Topics as wide-ranging as climate change, reproductive and sexual justice, Indigenous rights and decolonization, conflict and violence, and global migration – not to mention their intersections with each other, and with structures such as racism, white supremacy, colonialism, sexism, heterosexism, ableism, and capitalism – are creating calamities the world over. As a result, political leaders, academics, and local communities alike have found themselves grappling with a growing list of deeply complex and troubling questions. How can we protect children, women, and transgender and queer people from violence? How can we ensure that everyone has the right and capacity to make decisions about the most intimate aspects of their lives, especially concerning their reproductive and sexual health and their gender identity and expression? What alternative discourses can we propose to combat ring-wing extremist ideologies that are increasingly entering the political mainstream? Why have we so far failed to ensure global food security and access to safe drinking water? How will we bring carbon emissions to zero? What will our policy responses need to be if we continue failing in these regards? These and many other pressing local and global issues that fall into the purview of political science depend not only on our intellectual attention, but also on our capacity to collaborate within, across, and beyond disciplinary and sectoral boundaries to move towards just solutions.
The set of short papers that follows this essay reflect on the ways in which field-based research on contemporary social, economic, and environmental issues is conducted at the interface of academic and activist spheres of practice in Southeast Asia. While many academics, including several featured in this collection, see their research as activist in itself, it is also the case that institutional frameworks in different contexts in Southeast Asia construct the two categories as separate sets of practices. Our goal, then, is to explore the ways in which these practices come together.

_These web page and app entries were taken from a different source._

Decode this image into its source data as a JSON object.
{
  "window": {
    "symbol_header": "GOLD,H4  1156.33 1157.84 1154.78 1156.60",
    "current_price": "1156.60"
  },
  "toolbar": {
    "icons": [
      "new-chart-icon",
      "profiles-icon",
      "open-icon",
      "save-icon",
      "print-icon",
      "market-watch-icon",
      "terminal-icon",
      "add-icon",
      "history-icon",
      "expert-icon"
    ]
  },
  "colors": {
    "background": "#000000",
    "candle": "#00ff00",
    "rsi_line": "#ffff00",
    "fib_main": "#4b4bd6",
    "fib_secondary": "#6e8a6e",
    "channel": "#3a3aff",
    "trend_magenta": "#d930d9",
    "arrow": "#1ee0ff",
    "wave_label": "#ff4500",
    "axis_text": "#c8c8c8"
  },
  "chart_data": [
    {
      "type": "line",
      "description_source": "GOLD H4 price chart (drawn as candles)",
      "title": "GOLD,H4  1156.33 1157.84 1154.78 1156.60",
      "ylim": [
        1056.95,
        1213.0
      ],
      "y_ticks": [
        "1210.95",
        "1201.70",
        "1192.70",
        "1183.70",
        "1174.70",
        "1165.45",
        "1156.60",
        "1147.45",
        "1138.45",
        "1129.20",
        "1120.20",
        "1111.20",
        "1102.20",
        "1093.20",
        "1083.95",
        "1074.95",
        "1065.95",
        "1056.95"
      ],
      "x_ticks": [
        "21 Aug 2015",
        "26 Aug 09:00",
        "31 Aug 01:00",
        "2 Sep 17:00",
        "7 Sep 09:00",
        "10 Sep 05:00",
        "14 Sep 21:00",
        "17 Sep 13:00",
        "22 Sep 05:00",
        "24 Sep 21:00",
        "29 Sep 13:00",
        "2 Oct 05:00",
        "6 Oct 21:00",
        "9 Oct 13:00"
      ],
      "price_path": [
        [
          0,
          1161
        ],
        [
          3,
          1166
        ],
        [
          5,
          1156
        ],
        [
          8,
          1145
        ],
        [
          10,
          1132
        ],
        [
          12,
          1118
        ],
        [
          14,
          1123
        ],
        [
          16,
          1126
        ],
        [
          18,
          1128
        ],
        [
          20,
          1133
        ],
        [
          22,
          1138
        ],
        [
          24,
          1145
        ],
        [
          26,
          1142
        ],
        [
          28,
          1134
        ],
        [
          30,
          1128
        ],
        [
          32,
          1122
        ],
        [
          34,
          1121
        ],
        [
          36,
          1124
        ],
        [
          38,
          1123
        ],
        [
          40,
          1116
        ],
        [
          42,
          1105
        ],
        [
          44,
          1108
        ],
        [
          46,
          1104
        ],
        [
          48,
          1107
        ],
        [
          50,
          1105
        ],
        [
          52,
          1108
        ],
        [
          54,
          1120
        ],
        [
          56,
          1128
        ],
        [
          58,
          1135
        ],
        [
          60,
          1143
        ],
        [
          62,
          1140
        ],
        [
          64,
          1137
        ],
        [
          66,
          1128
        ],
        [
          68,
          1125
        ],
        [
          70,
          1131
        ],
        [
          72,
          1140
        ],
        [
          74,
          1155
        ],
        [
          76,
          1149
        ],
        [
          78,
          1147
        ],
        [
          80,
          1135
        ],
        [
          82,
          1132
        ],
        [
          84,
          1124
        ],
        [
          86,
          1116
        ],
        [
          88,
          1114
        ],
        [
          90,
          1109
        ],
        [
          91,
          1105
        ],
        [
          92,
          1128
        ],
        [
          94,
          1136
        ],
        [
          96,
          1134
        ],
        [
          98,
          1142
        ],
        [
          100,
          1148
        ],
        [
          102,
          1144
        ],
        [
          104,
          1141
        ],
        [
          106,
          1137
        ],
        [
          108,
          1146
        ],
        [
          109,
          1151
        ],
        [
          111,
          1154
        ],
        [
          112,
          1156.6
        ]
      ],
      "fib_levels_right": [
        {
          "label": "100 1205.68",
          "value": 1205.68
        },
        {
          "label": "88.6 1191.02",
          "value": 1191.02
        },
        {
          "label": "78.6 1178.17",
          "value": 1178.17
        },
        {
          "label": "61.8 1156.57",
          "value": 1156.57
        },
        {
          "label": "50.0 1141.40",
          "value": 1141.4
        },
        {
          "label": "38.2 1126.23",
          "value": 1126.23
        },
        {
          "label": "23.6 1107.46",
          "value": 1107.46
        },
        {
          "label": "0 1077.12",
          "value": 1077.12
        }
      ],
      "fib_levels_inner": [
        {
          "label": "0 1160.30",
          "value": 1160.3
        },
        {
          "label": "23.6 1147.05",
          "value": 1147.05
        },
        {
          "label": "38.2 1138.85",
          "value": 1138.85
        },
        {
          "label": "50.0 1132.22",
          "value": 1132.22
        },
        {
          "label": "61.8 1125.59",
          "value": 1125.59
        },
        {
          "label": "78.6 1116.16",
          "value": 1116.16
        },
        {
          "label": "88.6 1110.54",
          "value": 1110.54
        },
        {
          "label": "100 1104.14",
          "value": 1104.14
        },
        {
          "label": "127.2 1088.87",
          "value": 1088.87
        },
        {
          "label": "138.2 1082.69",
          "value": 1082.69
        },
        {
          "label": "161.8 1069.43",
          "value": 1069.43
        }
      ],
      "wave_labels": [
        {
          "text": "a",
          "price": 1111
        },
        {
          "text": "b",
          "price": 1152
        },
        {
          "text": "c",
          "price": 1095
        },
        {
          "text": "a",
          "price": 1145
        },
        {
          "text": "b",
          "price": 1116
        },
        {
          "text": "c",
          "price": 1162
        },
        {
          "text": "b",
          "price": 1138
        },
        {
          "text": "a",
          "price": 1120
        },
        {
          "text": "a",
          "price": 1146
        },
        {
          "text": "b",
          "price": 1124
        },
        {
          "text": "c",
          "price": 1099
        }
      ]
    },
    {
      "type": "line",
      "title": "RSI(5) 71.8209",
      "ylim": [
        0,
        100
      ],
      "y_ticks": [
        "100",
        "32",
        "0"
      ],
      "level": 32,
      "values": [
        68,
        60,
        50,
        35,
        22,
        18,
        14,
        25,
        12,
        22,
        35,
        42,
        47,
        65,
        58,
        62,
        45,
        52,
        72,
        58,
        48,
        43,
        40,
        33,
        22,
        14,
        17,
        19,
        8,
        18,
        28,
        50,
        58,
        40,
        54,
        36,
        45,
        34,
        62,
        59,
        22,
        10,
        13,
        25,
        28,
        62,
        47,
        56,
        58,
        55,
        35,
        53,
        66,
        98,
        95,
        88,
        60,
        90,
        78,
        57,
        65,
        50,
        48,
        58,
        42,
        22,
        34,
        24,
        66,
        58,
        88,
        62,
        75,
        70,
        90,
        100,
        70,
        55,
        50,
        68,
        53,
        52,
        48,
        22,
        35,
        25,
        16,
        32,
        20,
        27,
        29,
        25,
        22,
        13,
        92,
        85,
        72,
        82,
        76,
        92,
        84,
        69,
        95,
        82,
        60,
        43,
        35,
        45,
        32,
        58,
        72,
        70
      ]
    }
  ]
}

Prevalent conversations in Canadian media, academic, and politicized public spheres tend to represent and account for Filipina/os living in Canada within the tropes of victimized nanny, sel?ess nurse, and problematic gangster youth. These images render hypervisible in social and academic spaces certain problems facing Filipina/o communities, which are then calci?ed as Filipina/o stereotypes. These spectral ?gures on the one hand enable the visibility of Filipina/o lives in Canada within a narrow purview and on the other hand contribute to the misrecognition and alienation of the diverse experiences and histories of Filipina/os in Canada. Filipina/o communities are therefore put into the paradoxical position of being invisible and hypervisible: invisible because numerous kinds of people, problems, and achievements are ignored, and hypervisible because only the stereotypes are deemed relevant and signi?cant for public circulation. In this landmark volume, the ?rst wide-ranging edited collection of academic writings on Filipina/os in Canada, we ask how the contours of Canadian political, academic, and social institutions, both historical and contemporary, shape the politics of Filipina/o invisibility, visibility, and hypervisibility, how Filipina/o spectral ?gures ‘haunt’ processes, representations, and agentive experiences of being and becoming Filipina/o Canadians, and how we can disrupt and intervene in the prevailing themes of the spectral ?gures that have come to de?ne the lives of Filipina/os in Canada
The Philippines became Canada’s largest source of short- and long-term migrants in 2010, surpassing China and India, both of which are more than ten times larger. The fourth-largest racialized minority group in the country, the Filipino community is frequently understood by such figures as the victimized nanny, the selfless nurse, and the gangster youth. On one hand, these narratives concentrate attention, in narrow and stereotypical ways, on critical issues. On the other, they render other problems facing Filipino communities invisible.
This landmark book, the first wide-ranging edited collection on Filipinos in Canada, explores gender, migration and labour, youth spaces and subjectivities, representation and community resistance to certain representations. Looking at these from the vantage points of anthropology, cultural studies, education, geography, history, information science, literature, political science, sociology, and women and gender studies, Filipinos in Canada provides a strong foundation for future work in this area.